Messier 34
Credit: NASA, ESA

M34 (NGC 1039)

Messier 34 (NGC 1039) is an open cluster located in the constellation Perseus, in the Orion Arm of the Milky Way Galaxy in the Local Group of galaxies. M34 is 1500 light years away from Earth.

M34 is best viewed during winter, is magnitude 5.5, and can be viewed with naked eye (barely). M34 is 35' in apparent size. For reference, the full moon is 30'.

Observing difficulty: Easy

      1. Name:
      1. Type:
      2. open cluster
      1. NGC or IC:
      2. NGC 1039
      1. Magnitude:
      2. 5.5
      1. Viewing:
      2. naked eye (barely)
      1. Size:
      2. 35'
      1. Distance (light years):
      2. 1500 LY
      1. RA:
      2. 2h 42.0m
      1. Dec:
      2. 42 47'
      1. Season:
      2. winter
      1. Milky Way location:
      2. Orion Arm
      1. Galaxy group:
      2. Local Group

    * The naked eye can see up to magnitude ~7-8 objects under ideal dark sky conditions.

    An Open Cluster in Perseus

    Scattered throughout our Milky Way Galaxy are various star clusters, each with its unique qualities and mysteries. One such cluster is Messier 34, an open star cluster located in the constellation of Perseus. This article explores the rich history, characteristics, and viewing conditions of M34, one of the many celestial wonders in the Messier Catalog.

    Discovery and Observation History

    The French astronomer Giovanni Batista Hodierna first discovered M34, probably before 1654. However, the cluster's recognition is most commonly attributed to Charles Messier, who included it in his catalog in 1764. In the centuries since, M34 has been a frequent target of astronomical study, with modern studies revealing valuable information about its member stars and overall structure.

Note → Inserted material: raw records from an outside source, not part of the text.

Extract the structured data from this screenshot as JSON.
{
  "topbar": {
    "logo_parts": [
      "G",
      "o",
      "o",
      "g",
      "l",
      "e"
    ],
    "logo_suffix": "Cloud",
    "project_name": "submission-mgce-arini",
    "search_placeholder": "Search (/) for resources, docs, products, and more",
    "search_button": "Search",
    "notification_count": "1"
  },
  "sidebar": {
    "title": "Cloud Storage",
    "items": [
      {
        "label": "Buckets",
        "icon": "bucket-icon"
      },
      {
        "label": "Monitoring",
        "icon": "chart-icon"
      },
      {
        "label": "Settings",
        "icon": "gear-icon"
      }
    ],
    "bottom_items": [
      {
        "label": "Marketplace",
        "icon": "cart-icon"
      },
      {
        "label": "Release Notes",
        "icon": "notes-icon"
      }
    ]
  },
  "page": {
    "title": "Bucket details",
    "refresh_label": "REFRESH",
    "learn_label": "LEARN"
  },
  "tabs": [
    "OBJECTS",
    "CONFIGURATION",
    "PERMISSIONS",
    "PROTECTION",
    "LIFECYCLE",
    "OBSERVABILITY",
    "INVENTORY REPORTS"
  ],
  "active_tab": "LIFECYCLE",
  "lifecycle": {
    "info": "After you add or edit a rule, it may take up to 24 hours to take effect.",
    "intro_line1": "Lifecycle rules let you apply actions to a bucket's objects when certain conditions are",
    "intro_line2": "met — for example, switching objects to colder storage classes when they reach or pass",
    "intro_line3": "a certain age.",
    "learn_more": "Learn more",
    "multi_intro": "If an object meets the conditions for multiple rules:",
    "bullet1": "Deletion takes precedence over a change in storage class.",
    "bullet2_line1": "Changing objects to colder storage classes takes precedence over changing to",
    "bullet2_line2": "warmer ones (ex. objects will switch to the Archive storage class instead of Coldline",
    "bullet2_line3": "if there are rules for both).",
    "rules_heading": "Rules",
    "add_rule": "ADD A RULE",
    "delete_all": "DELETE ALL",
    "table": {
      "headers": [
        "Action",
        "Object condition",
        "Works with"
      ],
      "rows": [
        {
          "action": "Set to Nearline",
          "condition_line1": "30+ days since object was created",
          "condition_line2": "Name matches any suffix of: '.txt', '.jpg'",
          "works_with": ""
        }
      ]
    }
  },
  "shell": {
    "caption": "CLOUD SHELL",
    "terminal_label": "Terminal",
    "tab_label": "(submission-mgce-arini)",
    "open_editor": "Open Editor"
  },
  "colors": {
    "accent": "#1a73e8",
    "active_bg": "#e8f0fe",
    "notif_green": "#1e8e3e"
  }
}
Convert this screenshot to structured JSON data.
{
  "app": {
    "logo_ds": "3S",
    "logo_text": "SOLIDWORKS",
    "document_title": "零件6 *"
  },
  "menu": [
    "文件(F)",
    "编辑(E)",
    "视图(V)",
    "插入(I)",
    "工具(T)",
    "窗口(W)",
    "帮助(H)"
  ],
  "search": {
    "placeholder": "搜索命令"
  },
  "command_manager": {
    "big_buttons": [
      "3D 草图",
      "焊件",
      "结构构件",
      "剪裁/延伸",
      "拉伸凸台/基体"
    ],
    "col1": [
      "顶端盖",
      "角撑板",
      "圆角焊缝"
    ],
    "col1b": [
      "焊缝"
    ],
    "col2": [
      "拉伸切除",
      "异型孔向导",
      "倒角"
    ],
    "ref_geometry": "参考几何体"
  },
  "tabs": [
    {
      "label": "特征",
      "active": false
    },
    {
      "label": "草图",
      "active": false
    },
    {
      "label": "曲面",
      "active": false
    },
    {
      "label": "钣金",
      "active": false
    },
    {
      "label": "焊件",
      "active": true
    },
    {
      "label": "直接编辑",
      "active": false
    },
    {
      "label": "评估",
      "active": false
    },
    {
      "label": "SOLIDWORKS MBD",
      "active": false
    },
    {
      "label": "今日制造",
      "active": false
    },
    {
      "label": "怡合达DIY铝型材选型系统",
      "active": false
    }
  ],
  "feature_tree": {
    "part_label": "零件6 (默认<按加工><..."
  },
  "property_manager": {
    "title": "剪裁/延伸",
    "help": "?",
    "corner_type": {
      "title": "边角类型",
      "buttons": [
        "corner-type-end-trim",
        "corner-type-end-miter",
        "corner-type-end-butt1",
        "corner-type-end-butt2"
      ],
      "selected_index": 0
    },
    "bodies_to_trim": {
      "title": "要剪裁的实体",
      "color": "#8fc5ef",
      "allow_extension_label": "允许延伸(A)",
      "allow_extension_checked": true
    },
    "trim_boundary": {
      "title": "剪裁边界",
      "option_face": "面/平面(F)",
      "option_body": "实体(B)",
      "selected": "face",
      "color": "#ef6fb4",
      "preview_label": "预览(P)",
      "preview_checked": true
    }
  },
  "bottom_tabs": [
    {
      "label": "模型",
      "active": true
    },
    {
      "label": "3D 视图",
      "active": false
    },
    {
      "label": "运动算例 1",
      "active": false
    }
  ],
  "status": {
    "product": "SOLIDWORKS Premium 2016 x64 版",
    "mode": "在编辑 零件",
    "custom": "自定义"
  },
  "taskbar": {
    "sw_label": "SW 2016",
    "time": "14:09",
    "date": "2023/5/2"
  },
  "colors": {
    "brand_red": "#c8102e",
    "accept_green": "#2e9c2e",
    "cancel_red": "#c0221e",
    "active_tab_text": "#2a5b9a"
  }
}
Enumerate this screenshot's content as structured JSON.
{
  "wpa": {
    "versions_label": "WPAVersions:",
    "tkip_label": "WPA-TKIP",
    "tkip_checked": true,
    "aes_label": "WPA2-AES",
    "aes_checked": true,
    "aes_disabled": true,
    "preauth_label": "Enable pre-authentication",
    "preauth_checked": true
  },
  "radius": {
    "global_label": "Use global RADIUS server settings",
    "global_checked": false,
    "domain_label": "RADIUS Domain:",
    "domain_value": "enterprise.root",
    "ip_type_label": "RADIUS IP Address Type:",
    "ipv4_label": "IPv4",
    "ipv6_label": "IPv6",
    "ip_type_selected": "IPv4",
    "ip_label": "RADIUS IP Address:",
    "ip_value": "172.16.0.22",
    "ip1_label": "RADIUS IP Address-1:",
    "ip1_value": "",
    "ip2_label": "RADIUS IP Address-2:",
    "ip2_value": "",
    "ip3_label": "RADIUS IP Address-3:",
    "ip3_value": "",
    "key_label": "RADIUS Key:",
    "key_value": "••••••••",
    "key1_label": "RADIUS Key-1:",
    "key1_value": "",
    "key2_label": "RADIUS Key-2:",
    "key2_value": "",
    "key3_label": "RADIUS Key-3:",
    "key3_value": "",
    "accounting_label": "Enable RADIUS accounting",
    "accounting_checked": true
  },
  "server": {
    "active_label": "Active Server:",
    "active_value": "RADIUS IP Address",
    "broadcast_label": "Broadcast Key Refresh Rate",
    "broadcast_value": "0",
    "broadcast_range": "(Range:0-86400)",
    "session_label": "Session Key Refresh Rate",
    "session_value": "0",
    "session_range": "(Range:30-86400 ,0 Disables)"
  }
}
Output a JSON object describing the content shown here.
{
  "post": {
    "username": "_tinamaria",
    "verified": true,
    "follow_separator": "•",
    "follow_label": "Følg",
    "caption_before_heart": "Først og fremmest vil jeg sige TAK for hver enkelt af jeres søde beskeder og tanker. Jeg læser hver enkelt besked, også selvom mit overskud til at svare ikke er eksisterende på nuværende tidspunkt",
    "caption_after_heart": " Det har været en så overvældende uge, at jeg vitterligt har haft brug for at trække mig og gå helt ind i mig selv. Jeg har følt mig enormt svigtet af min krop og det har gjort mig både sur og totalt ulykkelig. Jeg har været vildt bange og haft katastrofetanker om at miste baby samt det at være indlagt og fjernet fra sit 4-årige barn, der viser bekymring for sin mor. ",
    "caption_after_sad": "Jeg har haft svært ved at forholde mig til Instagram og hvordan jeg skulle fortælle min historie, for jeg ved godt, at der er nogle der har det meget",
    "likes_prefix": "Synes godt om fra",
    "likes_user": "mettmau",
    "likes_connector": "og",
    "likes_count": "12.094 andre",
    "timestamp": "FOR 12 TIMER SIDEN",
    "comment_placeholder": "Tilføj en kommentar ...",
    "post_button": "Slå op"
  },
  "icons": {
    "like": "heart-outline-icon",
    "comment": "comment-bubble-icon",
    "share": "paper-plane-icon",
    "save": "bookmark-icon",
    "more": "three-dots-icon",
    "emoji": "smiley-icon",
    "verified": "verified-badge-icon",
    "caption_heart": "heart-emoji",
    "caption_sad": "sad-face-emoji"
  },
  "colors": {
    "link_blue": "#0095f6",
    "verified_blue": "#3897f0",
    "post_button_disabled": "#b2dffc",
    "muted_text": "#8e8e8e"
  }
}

    Physical Characteristics and Magnitude

    Messier 34 is an open cluster composed of several hundred stars, roughly 1,500 light-years away from Earth. It spans about 15 light-years in diameter, a relatively compact size considering the average distances between its stars are only a few light-years. Its member stars are relatively young, at approximately 200 million years old, and have similar compositions and velocities, indicating they formed together from the same molecular cloud. M34 has an apparent magnitude of 5.5, making it visible to the naked eye under ideal observing conditions.

    Astronomical Significance

    Open clusters like M34 provide astronomers with valuable opportunities to study stellar evolution. Because all the stars in an open cluster form at roughly the same time from the same cloud, differences in their current states are primarily due to their initial masses. Observations of M34 and other similar clusters have helped astronomers to refine models of how stars evolve over time, illuminating the life cycles of the very objects that make up our Universe.

    Finding and Viewing M34

    To locate M34, one needs to find the constellation Perseus in the night sky. The cluster lies approximately midway between the stars Algol (Beta Persei) and Almach (Gamma Andromedae). It is best viewed during the fall and winter months, when Perseus is high in the sky for northern hemisphere observers. Given its magnitude of 5.5, it is just visible to the naked eye in dark sky locations, but the use of binoculars or a small telescope will greatly enhance the view, resolving the cluster into its individual stars. Larger telescopes under dark skies will provide the most spectacular views, revealing the rich array of stars that make up this cluster.